Required action:
Your reply should be the following data, copied exactly.

Dataset records:
= = = = =

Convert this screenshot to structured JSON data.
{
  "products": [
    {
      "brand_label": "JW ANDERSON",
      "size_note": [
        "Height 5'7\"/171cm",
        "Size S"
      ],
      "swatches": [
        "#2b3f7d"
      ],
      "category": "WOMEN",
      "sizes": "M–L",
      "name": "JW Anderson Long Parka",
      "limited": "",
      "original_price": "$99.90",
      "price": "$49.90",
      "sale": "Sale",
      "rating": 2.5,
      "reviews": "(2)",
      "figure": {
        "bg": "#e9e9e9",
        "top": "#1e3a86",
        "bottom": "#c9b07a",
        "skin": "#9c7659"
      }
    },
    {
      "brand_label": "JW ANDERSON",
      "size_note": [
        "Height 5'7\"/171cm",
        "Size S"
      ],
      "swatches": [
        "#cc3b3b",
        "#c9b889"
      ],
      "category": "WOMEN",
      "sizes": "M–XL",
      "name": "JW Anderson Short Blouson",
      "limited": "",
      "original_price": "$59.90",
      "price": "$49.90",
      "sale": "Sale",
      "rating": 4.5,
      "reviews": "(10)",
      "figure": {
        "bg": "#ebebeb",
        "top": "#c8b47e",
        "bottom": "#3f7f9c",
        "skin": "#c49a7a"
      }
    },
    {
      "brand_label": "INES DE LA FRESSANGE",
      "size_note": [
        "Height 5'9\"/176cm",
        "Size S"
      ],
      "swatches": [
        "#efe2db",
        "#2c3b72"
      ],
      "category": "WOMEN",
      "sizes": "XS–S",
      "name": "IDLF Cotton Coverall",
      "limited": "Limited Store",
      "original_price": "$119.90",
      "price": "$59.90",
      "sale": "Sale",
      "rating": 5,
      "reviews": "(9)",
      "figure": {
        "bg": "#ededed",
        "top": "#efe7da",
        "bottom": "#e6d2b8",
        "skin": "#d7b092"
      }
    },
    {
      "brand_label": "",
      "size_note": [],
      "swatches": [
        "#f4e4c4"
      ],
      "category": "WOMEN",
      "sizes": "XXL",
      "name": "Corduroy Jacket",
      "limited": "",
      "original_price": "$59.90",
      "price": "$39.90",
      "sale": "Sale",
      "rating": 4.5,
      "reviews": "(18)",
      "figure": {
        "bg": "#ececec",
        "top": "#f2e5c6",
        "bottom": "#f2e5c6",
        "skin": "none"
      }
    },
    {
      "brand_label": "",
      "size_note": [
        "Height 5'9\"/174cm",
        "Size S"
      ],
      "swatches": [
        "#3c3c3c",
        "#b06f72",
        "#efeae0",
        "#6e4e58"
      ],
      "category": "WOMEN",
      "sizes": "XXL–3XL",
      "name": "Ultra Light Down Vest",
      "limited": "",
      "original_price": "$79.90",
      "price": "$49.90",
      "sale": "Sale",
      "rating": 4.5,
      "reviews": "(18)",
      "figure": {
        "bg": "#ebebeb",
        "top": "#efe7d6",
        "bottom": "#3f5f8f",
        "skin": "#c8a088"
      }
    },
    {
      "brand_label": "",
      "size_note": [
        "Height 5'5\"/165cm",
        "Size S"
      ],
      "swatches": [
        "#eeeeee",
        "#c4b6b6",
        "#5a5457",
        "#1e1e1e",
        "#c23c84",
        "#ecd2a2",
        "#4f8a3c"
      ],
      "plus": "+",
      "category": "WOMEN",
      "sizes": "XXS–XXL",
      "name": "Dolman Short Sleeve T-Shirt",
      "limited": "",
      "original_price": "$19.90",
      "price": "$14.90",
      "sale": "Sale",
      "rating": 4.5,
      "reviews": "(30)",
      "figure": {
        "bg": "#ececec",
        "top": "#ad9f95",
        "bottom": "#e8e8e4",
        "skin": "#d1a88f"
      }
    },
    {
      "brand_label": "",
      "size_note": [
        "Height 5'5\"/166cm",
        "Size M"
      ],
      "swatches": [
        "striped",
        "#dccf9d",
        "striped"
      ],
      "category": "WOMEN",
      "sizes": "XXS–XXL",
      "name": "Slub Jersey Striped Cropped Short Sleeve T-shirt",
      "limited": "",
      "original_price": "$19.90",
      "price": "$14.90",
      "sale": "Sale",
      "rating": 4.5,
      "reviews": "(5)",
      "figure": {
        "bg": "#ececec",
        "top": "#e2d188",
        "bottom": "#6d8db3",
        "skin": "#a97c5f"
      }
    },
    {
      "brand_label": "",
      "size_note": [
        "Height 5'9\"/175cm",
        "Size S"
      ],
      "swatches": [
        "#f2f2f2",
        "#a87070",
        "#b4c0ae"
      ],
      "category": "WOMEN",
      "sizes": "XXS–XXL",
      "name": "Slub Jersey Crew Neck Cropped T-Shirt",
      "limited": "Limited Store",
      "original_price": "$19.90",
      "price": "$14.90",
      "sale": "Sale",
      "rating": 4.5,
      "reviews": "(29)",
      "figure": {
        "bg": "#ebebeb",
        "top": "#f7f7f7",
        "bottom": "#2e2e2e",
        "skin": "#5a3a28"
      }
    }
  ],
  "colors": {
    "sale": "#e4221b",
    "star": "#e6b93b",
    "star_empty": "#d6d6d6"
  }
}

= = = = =

Answer to the exercise:
Convert this screenshot to structured JSON data.
{
  "products": [
    {
      "brand_label": "JW ANDERSON",
      "size_note": [
        "Height 5'7\"/171cm",
        "Size S"
      ],
      "swatches": [
        "#2b3f7d"
      ],
      "category": "WOMEN",
      "sizes": "M–L",
      "name": "JW Anderson Long Parka",
      "limited": "",
      "original_price": "$99.90",
      "price": "$49.90",
      "sale": "Sale",
      "rating": 2.5,
      "reviews": "(2)",
      "figure": {
        "bg": "#e9e9e9",
        "top": "#1e3a86",
        "bottom": "#c9b07a",
        "skin": "#9c7659"
      }
    },
    {
      "brand_label": "JW ANDERSON",
      "size_note": [
        "Height 5'7\"/171cm",
        "Size S"
      ],
      "swatches": [
        "#cc3b3b",
        "#c9b889"
      ],
      "category": "WOMEN",
      "sizes": "M–XL",
      "name": "JW Anderson Short Blouson",
      "limited": "",
      "original_price": "$59.90",
      "price": "$49.90",
      "sale": "Sale",
      "rating": 4.5,
      "reviews": "(10)",
      "figure": {
        "bg": "#ebebeb",
        "top": "#c8b47e",
        "bottom": "#3f7f9c",
        "skin": "#c49a7a"
      }
    },
    {
      "brand_label": "INES DE LA FRESSANGE",
      "size_note": [
        "Height 5'9\"/176cm",
        "Size S"
      ],
      "swatches": [
        "#efe2db",
        "#2c3b72"
      ],
      "category": "WOMEN",
      "sizes": "XS–S",
      "name": "IDLF Cotton Coverall",
      "limited": "Limited Store",
      "original_price": "$119.90",
      "price": "$59.90",
      "sale": "Sale",
      "rating": 5,
      "reviews": "(9)",
      "figure": {
        "bg": "#ededed",
        "top": "#efe7da",
        "bottom": "#e6d2b8",
        "skin": "#d7b092"
      }
    },
    {
      "brand_label": "",
      "size_note": [],
      "swatches": [
        "#f4e4c4"
      ],
      "category": "WOMEN",
      "sizes": "XXL",
      "name": "Corduroy Jacket",
      "limited": "",
      "original_price": "$59.90",
      "price": "$39.90",
      "sale": "Sale",
      "rating": 4.5,
      "reviews": "(18)",
      "figure": {
        "bg": "#ececec",
        "top": "#f2e5c6",
        "bottom": "#f2e5c6",
        "skin": "none"
      }
    },
    {
      "brand_label": "",
      "size_note": [
        "Height 5'9\"/174cm",
        "Size S"
      ],
      "swatches": [
        "#3c3c3c",
        "#b06f72",
        "#efeae0",
        "#6e4e58"
      ],
      "category": "WOMEN",
      "sizes": "XXL–3XL",
      "name": "Ultra Light Down Vest",
      "limited": "",
      "original_price": "$79.90",
      "price": "$49.90",
      "sale": "Sale",
      "rating": 4.5,
      "reviews": "(18)",
      "figure": {
        "bg": "#ebebeb",
        "top": "#efe7d6",
        "bottom": "#3f5f8f",
        "skin": "#c8a088"
      }
    },
    {
      "brand_label": "",
      "size_note": [
        "Height 5'5\"/165cm",
        "Size S"
      ],
      "swatches": [
        "#eeeeee",
        "#c4b6b6",
        "#5a5457",
        "#1e1e1e",
        "#c23c84",
        "#ecd2a2",
        "#4f8a3c"
      ],
      "plus": "+",
      "category": "WOMEN",
      "sizes": "XXS–XXL",
      "name": "Dolman Short Sleeve T-Shirt",
      "limited": "",
      "original_price": "$19.90",
      "price": "$14.90",
      "sale": "Sale",
      "rating": 4.5,
      "reviews": "(30)",
      "figure": {
        "bg": "#ececec",
        "top": "#ad9f95",
        "bottom": "#e8e8e4",
        "skin": "#d1a88f"
      }
    },
    {
      "brand_label": "",
      "size_note": [
        "Height 5'5\"/166cm",
        "Size M"
      ],
      "swatches": [
        "striped",
        "#dccf9d",
        "striped"
      ],
      "category": "WOMEN",
      "sizes": "XXS–XXL",
      "name": "Slub Jersey Striped Cropped Short Sleeve T-shirt",
      "limited": "",
      "original_price": "$19.90",
      "price": "$14.90",
      "sale": "Sale",
      "rating": 4.5,
      "reviews": "(5)",
      "figure": {
        "bg": "#ececec",
        "top": "#e2d188",
        "bottom": "#6d8db3",
        "skin": "#a97c5f"
      }
    },
    {
      "brand_label": "",
      "size_note": [
        "Height 5'9\"/175cm",
        "Size S"
      ],
      "swatches": [
        "#f2f2f2",
        "#a87070",
        "#b4c0ae"
      ],
      "category": "WOMEN",
      "sizes": "XXS–XXL",
      "name": "Slub Jersey Crew Neck Cropped T-Shirt",
      "limited": "Limited Store",
      "original_price": "$19.90",
      "price": "$14.90",
      "sale": "Sale",
      "rating": 4.5,
      "reviews": "(29)",
      "figure": {
        "bg": "#ebebeb",
        "top": "#f7f7f7",
        "bottom": "#2e2e2e",
        "skin": "#5a3a28"
      }
    }
  ],
  "colors": {
    "sale": "#e4221b",
    "star": "#e6b93b",
    "star_empty": "#d6d6d6"
  }
}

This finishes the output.